The second reaction is one of gentle chastisement and education. The newbie is called a beginning fluffy bunny. The difficulty of doing weather magick is explained. The newbie is told that it is highly unlikely that they did anything. Additionally, they are told about the karma of working weather. The reaction is one of affirmation, nudging the newbie onto a more correct path. At this point the newbie neopan still has their integrity, with the crucial test to come. The newbie, now officially a fluffy bunny, can either learn from the feedback or reject the information. If the newbie adjusts their beliefs, their spiritual map, based on the feedback, their 'willful ignorance' is decreased and their integrity is intact.
If the newbie rejects the feedback, they pursue a path of ego and self-definition. While this is not inherently wrong in itself, the egoic state removes them from the continued walk on the path. If the information is rejected, the newbie has lost integrity in the face of constructive criticism. Their path is no longer in sync with the other neopagans, and to argue otherwise is to come from a place of willful ignorance and non-integrity to that path.
There are philosophical twists here.
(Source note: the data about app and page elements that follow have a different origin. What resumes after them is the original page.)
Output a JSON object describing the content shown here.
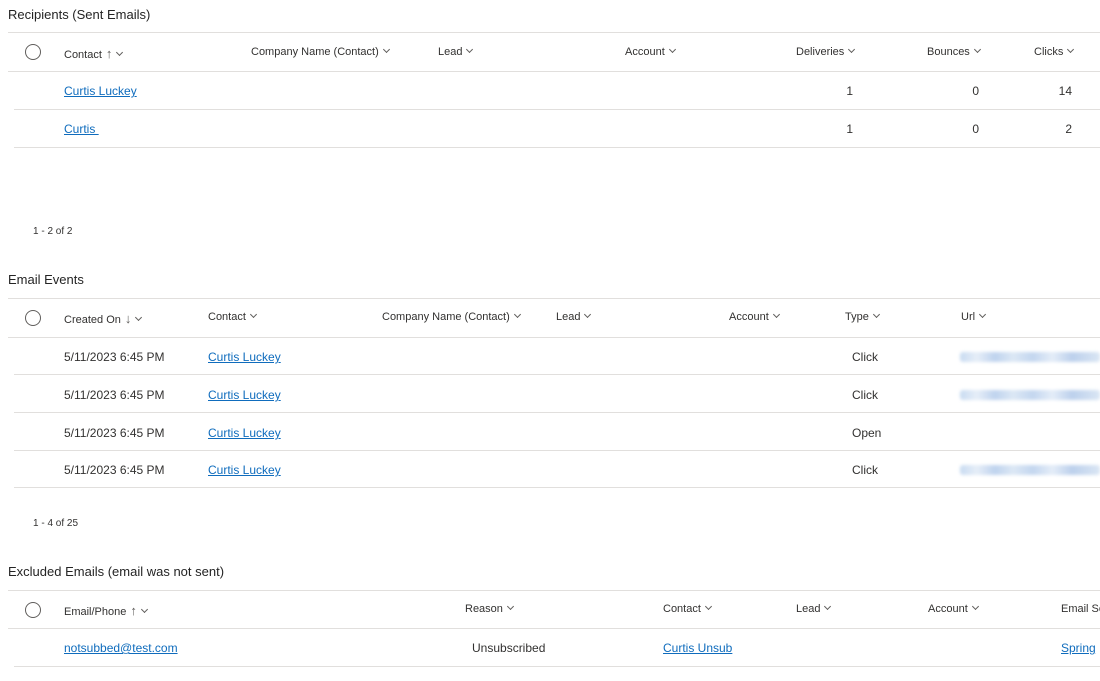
{
  "recipients": {
    "title": "Recipients (Sent Emails)",
    "columns": [
      "Contact",
      "Company Name (Contact)",
      "Lead",
      "Account",
      "Deliveries",
      "Bounces",
      "Clicks"
    ],
    "rows": [
      {
        "contact": "Curtis Luckey",
        "deliveries": "1",
        "bounces": "0",
        "clicks": "14"
      },
      {
        "contact": "Curtis ",
        "deliveries": "1",
        "bounces": "0",
        "clicks": "2"
      }
    ],
    "pager": "1 - 2 of 2"
  },
  "email_events": {
    "title": "Email Events",
    "columns": [
      "Created On",
      "Contact",
      "Company Name (Contact)",
      "Lead",
      "Account",
      "Type",
      "Url"
    ],
    "rows": [
      {
        "created_on": "5/11/2023 6:45 PM",
        "contact": "Curtis Luckey",
        "type": "Click"
      },
      {
        "created_on": "5/11/2023 6:45 PM",
        "contact": "Curtis Luckey",
        "type": "Click"
      },
      {
        "created_on": "5/11/2023 6:45 PM",
        "contact": "Curtis Luckey",
        "type": "Open"
      },
      {
        "created_on": "5/11/2023 6:45 PM",
        "contact": "Curtis Luckey",
        "type": "Click"
      }
    ],
    "pager": "1 - 4 of 25"
  },
  "excluded": {
    "title": "Excluded Emails (email was not sent)",
    "columns": [
      "Email/Phone",
      "Reason",
      "Contact",
      "Lead",
      "Account",
      "Email Se"
    ],
    "rows": [
      {
        "email": "notsubbed@test.com",
        "reason": "Unsubscribed",
        "contact": "Curtis Unsub",
        "email_send": "Spring"
      }
    ]
  },
  "icons": {
    "select_all": "select-all-circle-icon",
    "sort_ascending": "sort-ascending-arrow-icon",
    "sort_descending": "sort-descending-arrow-icon",
    "column_menu": "chevron-down-icon"
  },
  "colors": {
    "link": "#0f6cbd",
    "divider": "#e1dfdd",
    "text": "#323130"
  }
}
I hope I made myself clear enough in my example. I learned a lot from it! My lovely mate is so wise! (smile)